Located in an Area of Outstanding Natural Beauty, Harpsden Court is situated in an attractive rural hamlet to the south of Henley-on-Thames with rising ground on three sides. According to the Doomsday Book, Harpsden Court and the neighbouring St Margaret’s Church date from the 12th Century. Harpsden valley, originally carved out of royal hunting ground, is nestled in beautiful countryside and woodland. It has the benefit of a first class Golf Course and Cricket Club and is minutes from a prestigious private polo club.
The nearby historic market town of Henley-on-Thames is surrounded by the stunning Chiltern landscape of green fields and wooded hills. It provides comprehensive shopping, leisure and cultural facilities, including outdoor music festivals on the banks of the River Thames. The Henley Royal Regatta held annually is the best known regatta in the world and one of the highlights of the social calendar and sporting season.
Sporting activities include walking, riding, golf, hunting, cricket, rugby, shooting, fishing and boating.
Henley is well served for a number of excellent state and independent preparatory schools which include: - Rupert House School and St. Mary’s School (Henley-on-Thames), Godstowe (High Wycombe), along with top independent senior schools within approx. 30 mins drive, including Eton College, Wycombe Abbey, Wellington College, Bradfield College and Abingdon School, and within a 15 min drive Shiplake College, Queen Anne’s School, Reading Blue Coat School, The Abbey School for Girls and Leighton Park School.
Nearby Henley, Shiplake and Twyford stations have access to both Oxford and London Paddington, whilst the major railway station at Reading, some 8 miles, offers frequent fast trains to London and the West Country. The M4 and M40 motorways are within a 10 miles radius providing fast access to London, Heathrow Airport, the M25 interchange and the West Country.
The Court sits in a mature landscape of varied, historical garden spaces, including a walled kitchen garden to the north and an orchard to the west. To the east and south extensive lawns lead to views across open fields and woodland beyond. The kitchen opens on to a stone paved terrace, ideal for alfresco dining. Careful stewardship of the grounds by the current owners has resulted in particularly rich bird and wildlife in the gardens. There is a lychgate giving the owners of Harpsden Court access to St Margaret’s Church from the garden to the front of the house. About 4.18 acres in total.
The tenure of Harpsden Court is Freehold.
Rights Of Way
There is a reservation of right for the benefit of Harpsden Court to use the rear drive at all times for all vehicles.

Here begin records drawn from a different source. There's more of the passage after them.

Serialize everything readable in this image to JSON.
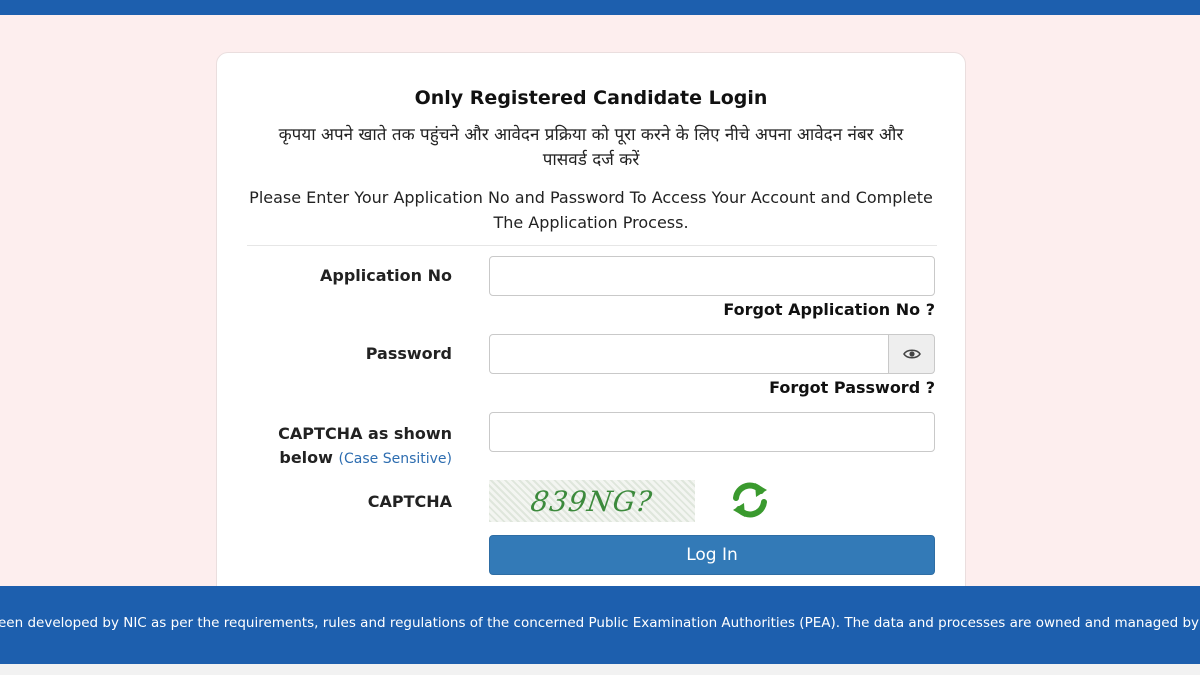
{
  "login": {
    "title": "Only Registered Candidate Login",
    "hindi_instruction": "कृपया अपने खाते तक पहुंचने और आवेदन प्रक्रिया को पूरा करने के लिए नीचे अपना आवेदन नंबर और पासवर्ड दर्ज करें",
    "english_instruction": "Please Enter Your Application No and Password To Access Your Account and Complete The Application Process.",
    "application_no_label": "Application No",
    "application_no_value": "",
    "forgot_application_label": "Forgot Application No ?",
    "password_label": "Password",
    "password_value": "",
    "forgot_password_label": "Forgot Password ?",
    "captcha_input_label": "CAPTCHA as shown below",
    "captcha_input_hint": "(Case Sensitive)",
    "captcha_input_value": "",
    "captcha_label": "CAPTCHA",
    "captcha_text": "839NG?",
    "login_button_label": "Log In"
  },
  "footer": {
    "text": "een developed by NIC as per the requirements, rules and regulations of the concerned Public Examination Authorities (PEA). The data and processes are owned and managed by"
  },
  "icons": {
    "password_toggle": "eye-icon",
    "captcha_refresh": "refresh-icon"
  },
  "colors": {
    "header_bar": "#1d5fae",
    "page_background": "#fdeeee",
    "login_button": "#337ab7",
    "hint_text": "#2d6db0",
    "captcha_text": "#3c8a3c"
  }
}
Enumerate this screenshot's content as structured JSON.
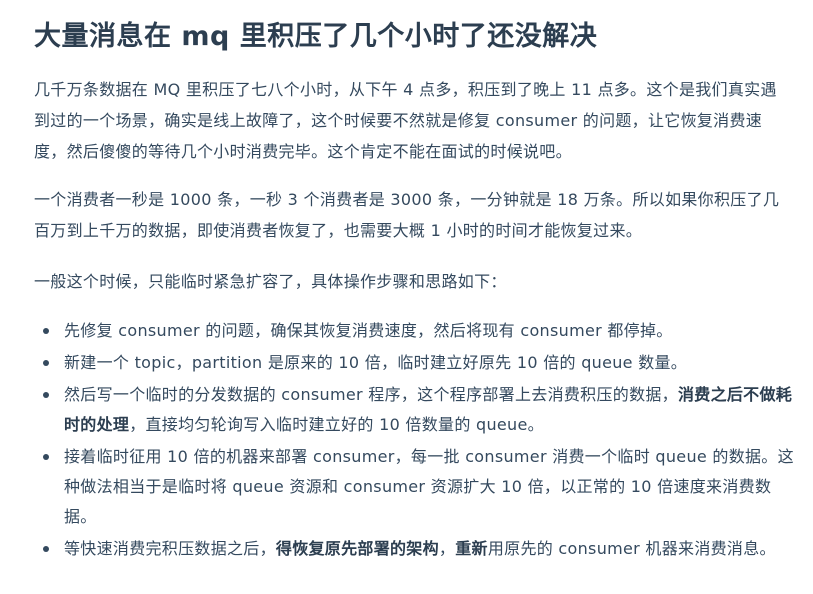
{
  "title": "大量消息在 mq 里积压了几个小时了还没解决",
  "paragraphs": [
    "几千万条数据在 MQ 里积压了七八个小时，从下午 4 点多，积压到了晚上 11 点多。这个是我们真实遇到过的一个场景，确实是线上故障了，这个时候要不然就是修复 consumer 的问题，让它恢复消费速度，然后傻傻的等待几个小时消费完毕。这个肯定不能在面试的时候说吧。",
    "一个消费者一秒是 1000 条，一秒 3 个消费者是 3000 条，一分钟就是 18 万条。所以如果你积压了几百万到上千万的数据，即使消费者恢复了，也需要大概 1 小时的时间才能恢复过来。",
    "一般这个时候，只能临时紧急扩容了，具体操作步骤和思路如下："
  ],
  "list": [
    {
      "before": "先修复 consumer 的问题，确保其恢复消费速度，然后将现有 consumer 都停掉。",
      "bold": "",
      "after": "",
      "bold2": "",
      "after2": ""
    },
    {
      "before": "新建一个 topic，partition 是原来的 10 倍，临时建立好原先 10 倍的 queue 数量。",
      "bold": "",
      "after": "",
      "bold2": "",
      "after2": ""
    },
    {
      "before": "然后写一个临时的分发数据的 consumer 程序，这个程序部署上去消费积压的数据，",
      "bold": "消费之后不做耗时的处理",
      "after": "，直接均匀轮询写入临时建立好的 10 倍数量的 queue。",
      "bold2": "",
      "after2": ""
    },
    {
      "before": "接着临时征用 10 倍的机器来部署 consumer，每一批 consumer 消费一个临时 queue 的数据。这种做法相当于是临时将 queue 资源和 consumer 资源扩大 10 倍，以正常的 10 倍速度来消费数据。",
      "bold": "",
      "after": "",
      "bold2": "",
      "after2": ""
    },
    {
      "before": "等快速消费完积压数据之后，",
      "bold": "得恢复原先部署的架构",
      "after": "，",
      "bold2": "重新",
      "after2": "用原先的 consumer 机器来消费消息。"
    }
  ]
}
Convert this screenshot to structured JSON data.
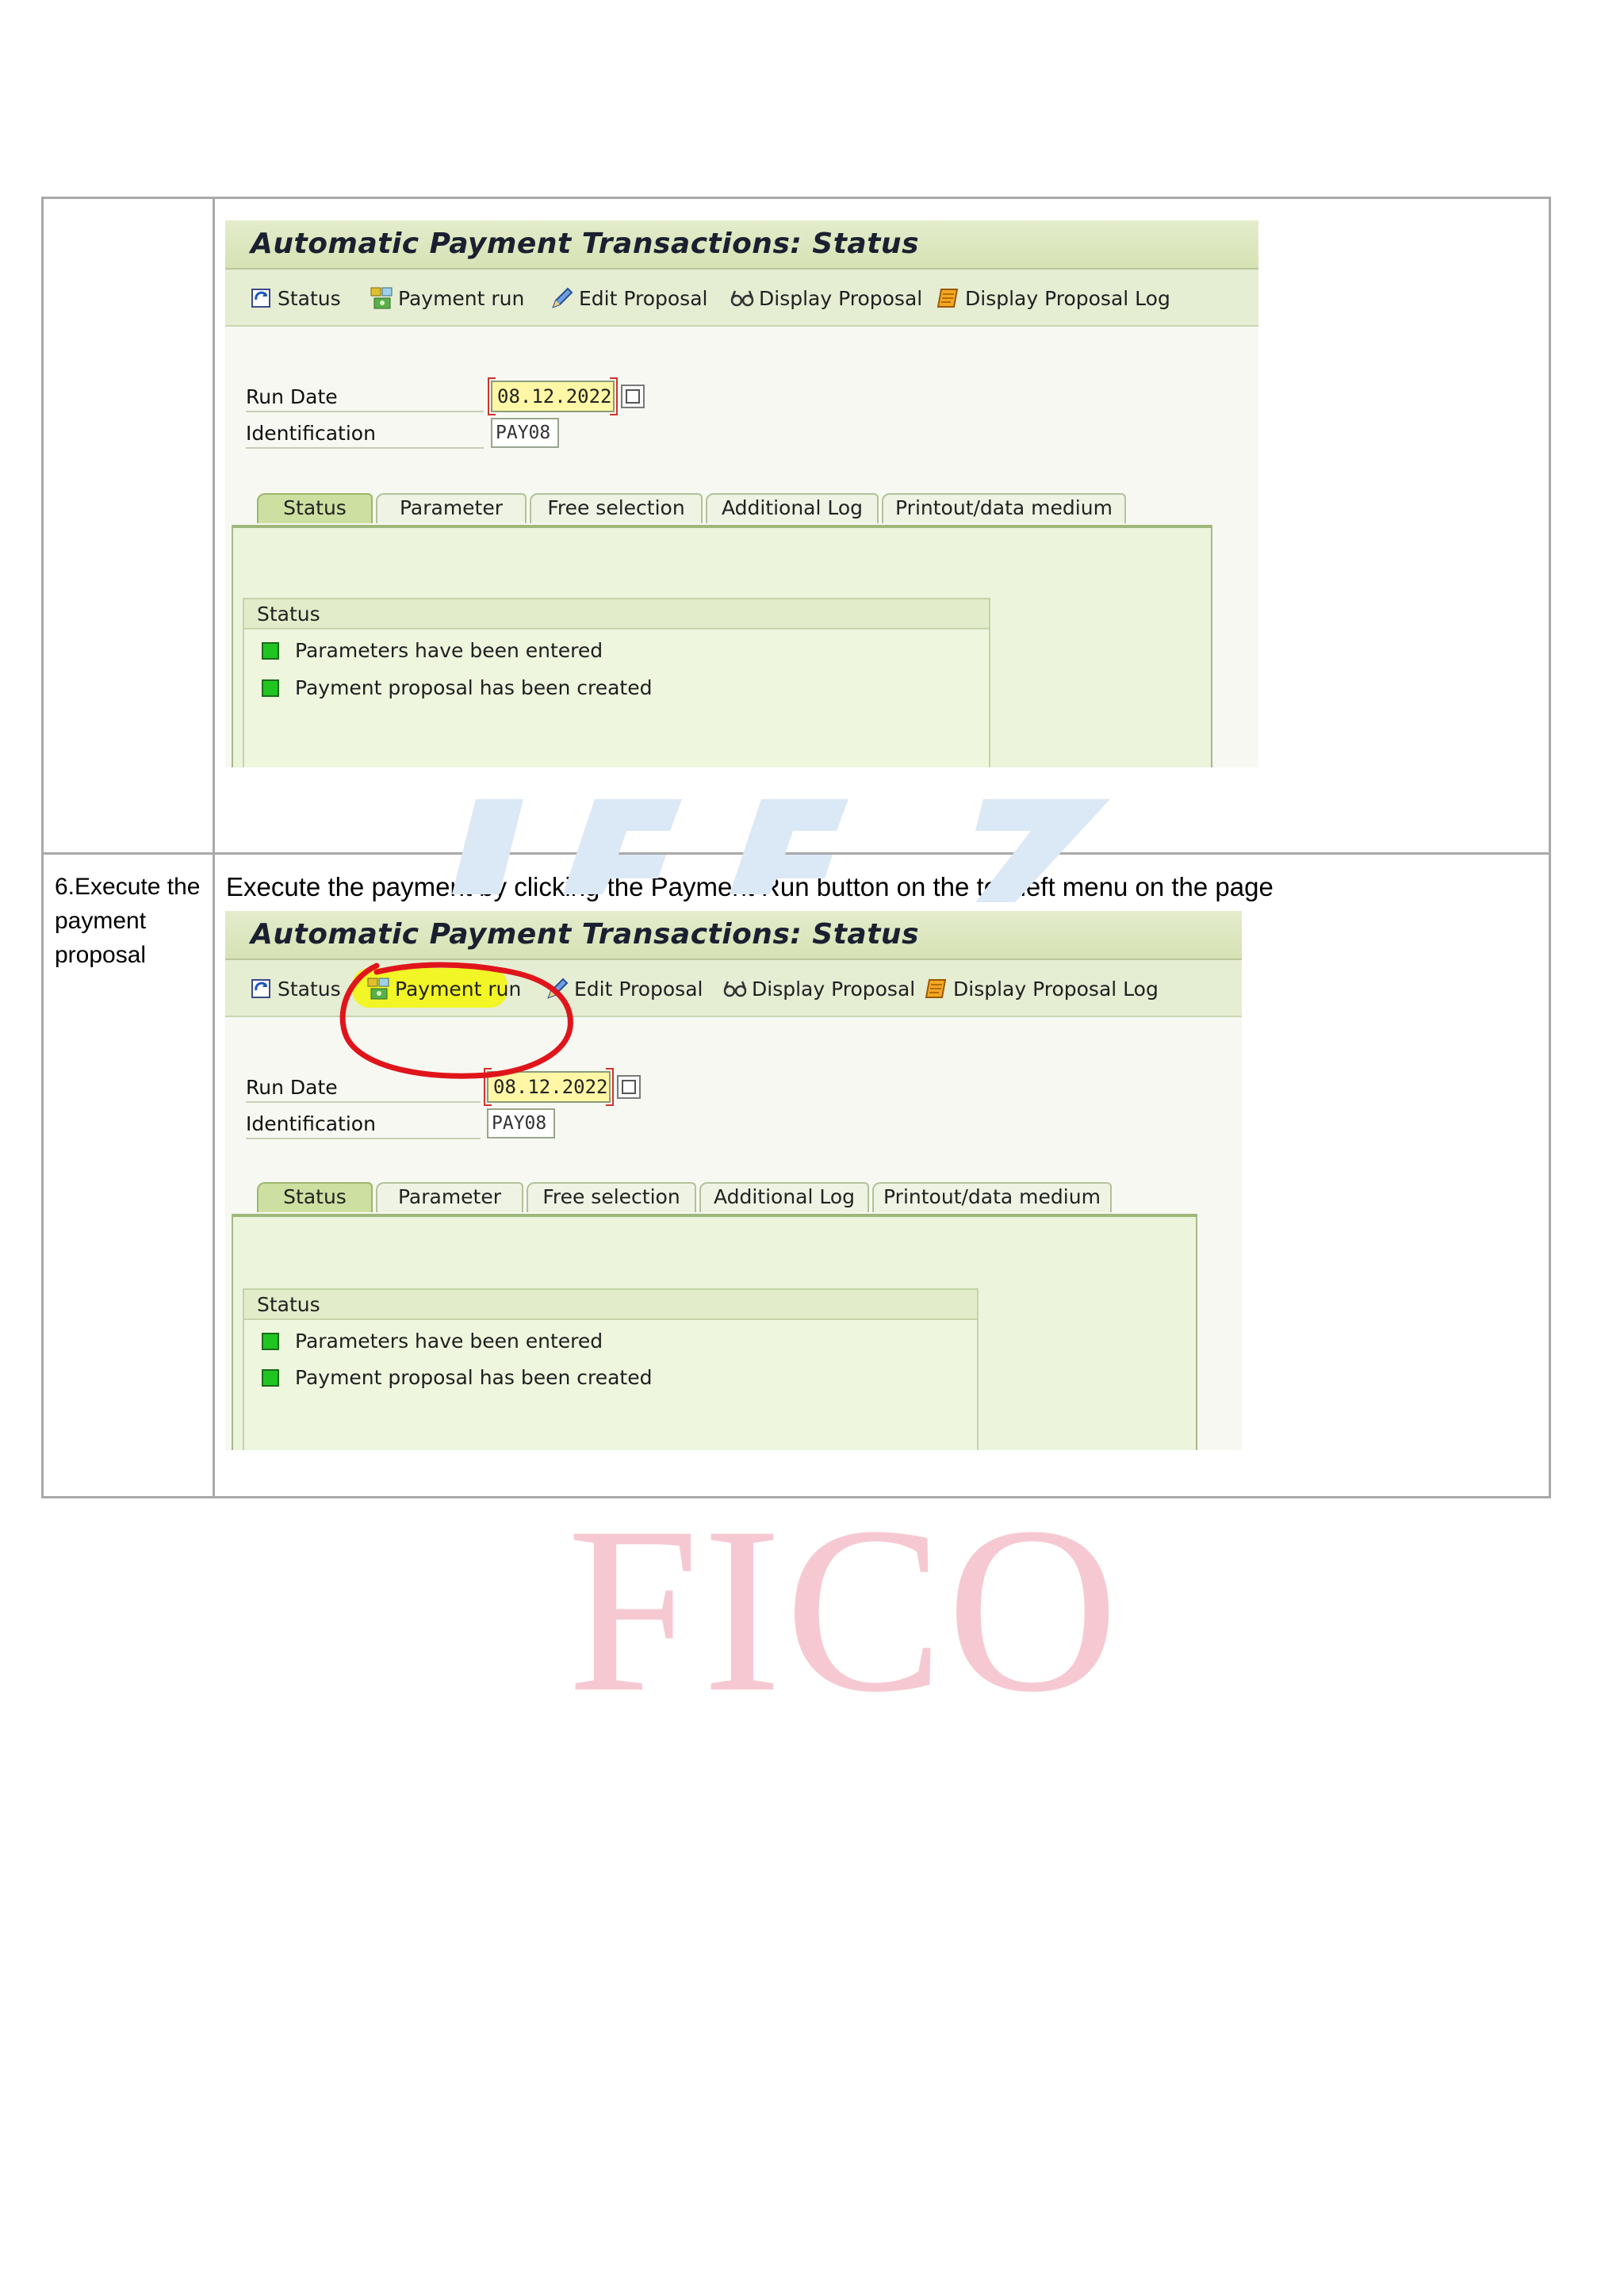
{
  "watermark": {
    "text": "FICO"
  },
  "step": {
    "label": "6.Execute the payment proposal",
    "instruction": "Execute the payment by clicking the Payment Run button on the top left menu on the page"
  },
  "screen": {
    "title": "Automatic Payment Transactions: Status",
    "toolbar": {
      "status": "Status",
      "payment_run": "Payment run",
      "edit_proposal": "Edit Proposal",
      "display_proposal": "Display Proposal",
      "display_proposal_log": "Display Proposal Log"
    },
    "fields": {
      "run_date_label": "Run Date",
      "run_date_value": "08.12.2022",
      "identification_label": "Identification",
      "identification_value": "PAY08"
    },
    "tabs": [
      "Status",
      "Parameter",
      "Free selection",
      "Additional Log",
      "Printout/data medium"
    ],
    "active_tab": "Status",
    "status_group": {
      "title": "Status",
      "items": [
        "Parameters have been entered",
        "Payment proposal has been created"
      ]
    },
    "colors": {
      "led": "#22c422",
      "highlight": "#f2f51c",
      "annotation": "#e0151b"
    }
  }
}
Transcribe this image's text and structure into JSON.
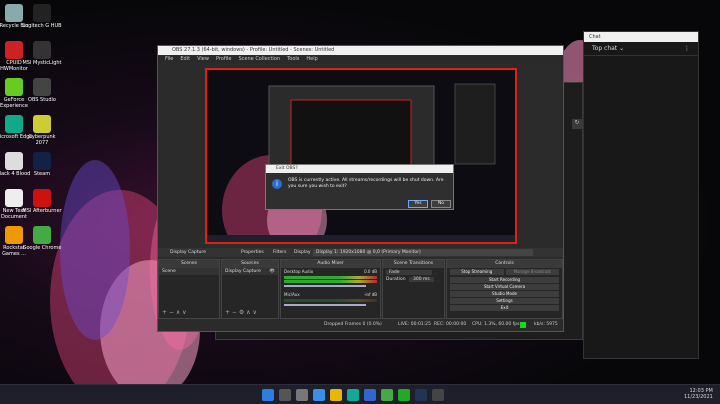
{
  "desktop_icons": [
    {
      "label": "Recycle Bin",
      "color": "#8aa"
    },
    {
      "label": "Logitech G HUB",
      "color": "#222"
    },
    {
      "label": "CPUID HWMonitor",
      "color": "#c22"
    },
    {
      "label": "MSI MysticLight",
      "color": "#333"
    },
    {
      "label": "GeForce Experience",
      "color": "#6c2"
    },
    {
      "label": "OBS Studio",
      "color": "#444"
    },
    {
      "label": "Microsoft Edge",
      "color": "#1a8"
    },
    {
      "label": "Cyberpunk 2077",
      "color": "#cc3"
    },
    {
      "label": "Back 4 Blood",
      "color": "#ddd"
    },
    {
      "label": "Steam",
      "color": "#124"
    },
    {
      "label": "New Text Document",
      "color": "#eee"
    },
    {
      "label": "MSI Afterburner",
      "color": "#c11"
    },
    {
      "label": "Rockstar Games ...",
      "color": "#e90"
    },
    {
      "label": "Google Chrome",
      "color": "#4a4"
    }
  ],
  "obs": {
    "title": "OBS 27.1.3 (64-bit, windows) - Profile: Untitled - Scenes: Untitled",
    "menu": [
      "File",
      "Edit",
      "View",
      "Profile",
      "Scene Collection",
      "Tools",
      "Help"
    ],
    "source_bar": {
      "source": "Display Capture",
      "properties": "Properties",
      "filters": "Filters",
      "display": "Display",
      "display_value": "Display 1: 1920x1080 @ 0,0 (Primary Monitor)"
    },
    "docks": {
      "scenes": "Scenes",
      "sources": "Sources",
      "mixer": "Audio Mixer",
      "transitions": "Scene Transitions",
      "controls": "Controls"
    },
    "scene_item": "Scene",
    "source_item": "Display Capture",
    "mixer": [
      {
        "name": "Desktop Audio",
        "db": "0.0 dB"
      },
      {
        "name": "Mic/Aux",
        "db": "-inf dB"
      }
    ],
    "transitions": {
      "type": "Fade",
      "duration_label": "Duration",
      "duration_value": "300 ms"
    },
    "controls": [
      "Stop Streaming",
      "Manage Broadcast",
      "Start Recording",
      "Start Virtual Camera",
      "Studio Mode",
      "Settings",
      "Exit"
    ],
    "status": {
      "dropped": "Dropped Frames 0 (0.0%)",
      "live": "LIVE: 00:01:25",
      "rec": "REC: 00:00:00",
      "cpu": "CPU: 1.3%, 60.00 fps",
      "kbps": "kb/s: 5975"
    }
  },
  "dialog": {
    "title": "Exit OBS?",
    "message": "OBS is currently active. All streams/recordings will be shut down. Are you sure you wish to exit?",
    "yes": "Yes",
    "no": "No"
  },
  "chat": {
    "title": "Chat",
    "header": "Top chat"
  },
  "taskbar": {
    "time": "12:03 PM",
    "date": "11/23/2021"
  }
}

Harpsden Court: Mains electricity and water are connected to the property. Oil fired central heating. Private drainage.
Town And Country Planning
Harpsden Court: Grade II
Fixtures And Fittings
Unless otherwise stated, fixtures and fittings, garden statuary, garden and estate machinery that are not specifically described in these particulars are not included in the sale, although certain items may be available by separate negotiation. Further information should be obtained by contacting Hamptons.
Listed manor house
13 Bedrooms (3 en suite)
5 Reception rooms
Rococo music room and sitting room
Formal lawns orchard and pond
3 Bathrooms and 2 shower rooms
Various domestic offices
Circa 1 acre walled former kitchen garden
In all about 4.18 acres
Contact branch for relevant Energy Performance Certificate